Account-based marketing (ABM) is red hot right now for B2B—because it works. In ITSMA's 2017 Benchmark Report, 87% of companies agreed that account-based marketing gives a higher ROI than other marketing activities, and 69% of respondents saw improvement in average revenue per strategic account when using ABM.
Account-based marketing, in a nutshell
Account-based marketing means marketing to a set of accounts that fit an ideal customer profile (ICP), based on the common traits of previous and existing customers. These common traits can be identified by your sales team and by examining and comparing data points in your CRM.
To successfully identify an ideal customer's traits, your CRM must contain quality data.
What is quality data?
Correct: ensures a field's value is the real value
Incorrect field: Company Name [Goggle]
Correct field: Company Name [Google]
Complete: ensures as many fields as possible are filled
Incomplete fields: Company Name, Revenue, Address
Complete fields: Company Name, URL, Industry, Revenue, Headcount, Address, ...
Unique: ensures there are no overlapping entities
Duplicate entities: [Google, $31B, 1600 Amphitheatre Parkway] [Goggle, $31B, 1600 Amphitheatre Parkway]
[Google, $27B, blank]
Unique entity: [Google, $31B, 1600 Amphitheatre Parkway]

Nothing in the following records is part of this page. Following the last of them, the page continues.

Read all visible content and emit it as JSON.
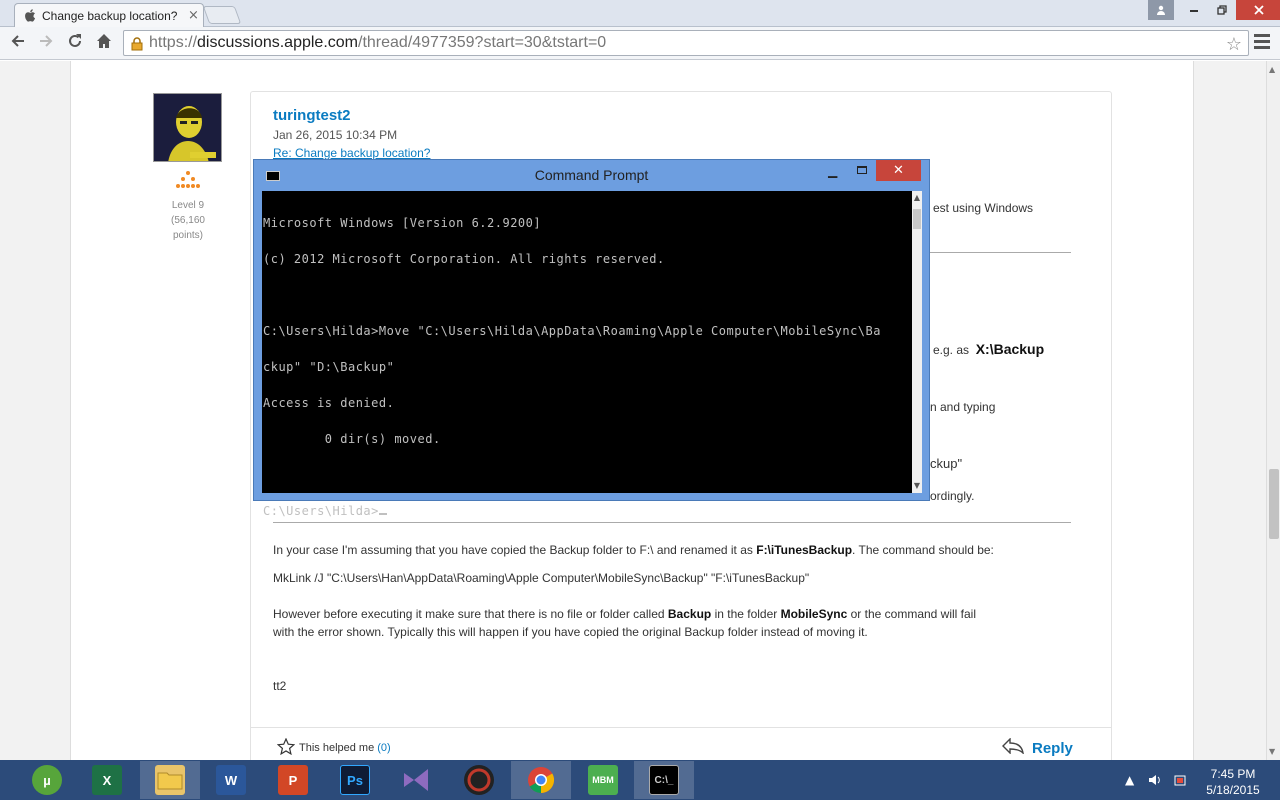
{
  "browser": {
    "tab_title": "Change backup location?",
    "tab_close": "×",
    "url_prefix": "https://",
    "url_host": "discussions.apple.com",
    "url_path": "/thread/4977359?start=30&tstart=0"
  },
  "post": {
    "author": "turingtest2",
    "date": "Jan 26, 2015 10:34 PM",
    "re_link": "Re: Change backup location?",
    "level": "Level 9",
    "points": "(56,160",
    "points2": "points)",
    "frag1": "est using Windows",
    "frag2_prefix": "e.g. as",
    "frag2_bold": "X:\\Backup",
    "frag3": "n and typing",
    "frag4": "ckup\"",
    "frag5": "ordingly.",
    "para1_pre": "In your case I'm assuming that you have copied the Backup folder to F:\\ and renamed it as ",
    "para1_bold": "F:\\iTunesBackup",
    "para1_post": ". The command should be:",
    "mklink": "MkLink /J \"C:\\Users\\Han\\AppData\\Roaming\\Apple Computer\\MobileSync\\Backup\" \"F:\\iTunesBackup\"",
    "para2_a": "However before executing it make sure that there is no file or folder called ",
    "para2_bold1": "Backup",
    "para2_b": " in the folder ",
    "para2_bold2": "MobileSync",
    "para2_c": " or the command will fail",
    "para2_line2": "with the error shown. Typically this will happen if you have copied the original Backup folder instead of moving it.",
    "signature": "tt2",
    "helped_label": "This helped me",
    "helped_count": "(0)",
    "reply_label": "Reply"
  },
  "cmd": {
    "title": "Command Prompt",
    "close": "✕",
    "lines": [
      "Microsoft Windows [Version 6.2.9200]",
      "(c) 2012 Microsoft Corporation. All rights reserved.",
      "",
      "C:\\Users\\Hilda>Move \"C:\\Users\\Hilda\\AppData\\Roaming\\Apple Computer\\MobileSync\\Ba",
      "ckup\" \"D:\\Backup\"",
      "Access is denied.",
      "        0 dir(s) moved.",
      "",
      "C:\\Users\\Hilda>"
    ]
  },
  "taskbar": {
    "time": "7:45 PM",
    "date": "5/18/2015",
    "apps": [
      "utorrent",
      "excel",
      "explorer",
      "word",
      "powerpoint",
      "photoshop",
      "visual-studio",
      "media-app",
      "chrome",
      "mbm-app",
      "command-prompt"
    ]
  },
  "colors": {
    "link": "#0a7bc1",
    "taskbar": "#2c4b7a",
    "window_frame": "#6d9ee0",
    "close_red": "#c7453b"
  }
}
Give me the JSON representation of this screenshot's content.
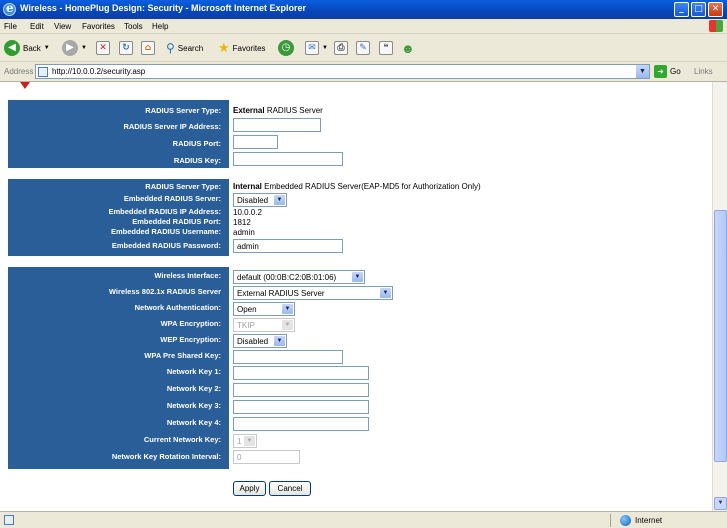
{
  "window": {
    "title": "Wireless - HomePlug Design: Security - Microsoft Internet Explorer",
    "minimize": "_",
    "maximize": "□",
    "close": "✕"
  },
  "menu": [
    "File",
    "Edit",
    "View",
    "Favorites",
    "Tools",
    "Help"
  ],
  "toolbar": {
    "back": "Back",
    "search": "Search",
    "favorites": "Favorites"
  },
  "address": {
    "label": "Address",
    "url": "http://10.0.0.2/security.asp",
    "go": "Go",
    "links": "Links"
  },
  "external_radius": {
    "type_label": "RADIUS Server Type:",
    "type_bold": "External",
    "type_rest": "RADIUS Server",
    "ip_label": "RADIUS Server IP Address:",
    "ip_value": "",
    "port_label": "RADIUS Port:",
    "port_value": "",
    "key_label": "RADIUS Key:",
    "key_value": ""
  },
  "internal_radius": {
    "type_label": "RADIUS Server Type:",
    "type_bold": "Internal",
    "type_rest": "Embedded RADIUS Server(EAP-MD5 for Authorization Only)",
    "server_label": "Embedded RADIUS Server:",
    "server_value": "Disabled",
    "ip_label": "Embedded RADIUS IP Address:",
    "ip_value": "10.0.0.2",
    "port_label": "Embedded RADIUS Port:",
    "port_value": "1812",
    "username_label": "Embedded RADIUS Username:",
    "username_value": "admin",
    "password_label": "Embedded RADIUS Password:",
    "password_value": "admin"
  },
  "wireless": {
    "interface_label": "Wireless Interface:",
    "interface_value": "default (00:0B:C2:0B:01:06)",
    "radius_label": "Wireless 802.1x RADIUS Server",
    "radius_value": "External RADIUS Server",
    "auth_label": "Network Authentication:",
    "auth_value": "Open",
    "wpa_enc_label": "WPA Encryption:",
    "wpa_enc_value": "TKIP",
    "wep_enc_label": "WEP Encryption:",
    "wep_enc_value": "Disabled",
    "wpa_psk_label": "WPA Pre Shared Key:",
    "wpa_psk_value": "",
    "key1_label": "Network Key 1:",
    "key2_label": "Network Key 2:",
    "key3_label": "Network Key 3:",
    "key4_label": "Network Key 4:",
    "current_key_label": "Current Network Key:",
    "current_key_value": "1",
    "rotation_label": "Network Key Rotation Interval:",
    "rotation_value": "0"
  },
  "buttons": {
    "apply": "Apply",
    "cancel": "Cancel"
  },
  "status": {
    "zone": "Internet"
  }
}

It can be difficult to ensure a CRM contains quality data when data is entered manually, records aren't filled to the best of their abilities, or a record contains out-of-date data.
As the computer science idiom goes, "garbage in, garbage out"—flawed inputs can only produce flawed outputs.
What are the effects of flawed output from an account-based model?
Identifying a prospect that is unlikely to convert --> wasted resources
Not identifying a high-value prospect --> missed revenue
Incorrect marketing strategy used on accounts due to poor prioritization --> wasted resources and fewer conversions
Incorrect inputs to your account-based model waste resources and lose prospects, as well as revenue.
It can be very difficult to identify when outputs are actually flawed. Instead, ensure that your inputs are as correct as possible—your ICP traits. That means you need quality data in your CRM.
One of the downfalls of traditional CRM systems, such as Salesforce, is that when doing account-based marketing they use a lead-based data model. Lead-based marketing concentrates on an individual, whereas account-based marketing concentrates on companies, which have 0 to many contacts.
Quality data for account-based marketing means correct, complete and unique CRM data that focuses on companies rather than individuals. In short, there is no "Lead" in account-based marketing.
Let's say you're in a relatively good spot and have a lot of the standard Account fields filled out (Company Name, Phone, Website, Industry, Employees, Annual Revenue, Description, Billing Address). With this, you can only craft a very rudimentary ideal customer profile—likely based on industry, company size, and location.
This data is incomplete for meaningful account-based marketing—there aren't enough data points to create a robust ideal customer profile. To create a more complete picture of the company, you should add in more data points relevant to your business.
If you're in ecommerce, you might care about vendor volume, monthly web traffic, and technologies used. If you're in the cybersecurity industry, you might care about hosting services used, security certifications, or a recent data breach. Make sure all relevant fields are filled out on all account records before running an ICP analysis to inform your account-based marketing.
You can check for correctness by:
Having strict input rules for each record
Standardize data entry so that new records have required fields filled out (and in a certain way) before being added to your CRM
Traverse lists of records and update information manually
Sync records with robust third-party datasets (like Oracle Datafox) to keep records up-to-date
Do you know all the ins and outs of ABM? Find out what you might be missing with the "Account-Based Marketing Handbook."